In Hong Kong, there are lots of web design companies that obtain inbound links from their client web sites. Whether it is requested or outright placement, it doesn’t really matter. The issue has been debated for a while in the past and still continues to surface every now and then, just like a recent WebmasterWorld link picked up by Search Engine Roundtable. I work for a company that builds websites but it never occurred to us to place a link to the company’s website even if it means more inbound links that might boost our search engine rankings or deliver curious visitors to our website (well, I know two sites but it’s because of a special partnership and one is even useless in search engine optimization).
I am not the one to say that the practice is bad but I just thought it’s a little unprofessional to place the links that have nothing to do aesthetically to a page. But who cares if it doesn’t when there are tons of scraper pages that proliferate and display nothing but plagiarized content, full of Adsense ads and no navigation that visitors who don’t close their browsers or use the [Back] button are compelled to click on ads to “escape” the filth of such page?
How do you find out if your web design company you intend to hire is practicing such thing?
- Go to Yahoo! Search Explorer.
- Enter the URL of the web design company and click [Explore URL].
- On the results page, click on the Inlinks (xxxx).
- Pick a few websites and find where in the page the link is embedded.
- If you see “Powered by …” or “A … production” or “Web solution by …” that’s what I mean. Usually it’s at the footer.
- Sometimes you need to check the source code to see if the link embedded isn’t visible in the browser. This is dangerous.
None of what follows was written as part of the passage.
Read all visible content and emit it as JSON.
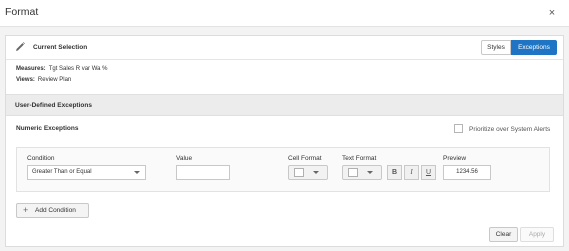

Again it’s not bad to place those links especially if there is a partnership between the site owner and site developer. I just thought that it’s sometimes a little rip off by the developer to get link for SEO purpose and free traffic if there’s no mutual agreement on it.
Would you suggest we do place a link on our client websites? Nah, forget about it.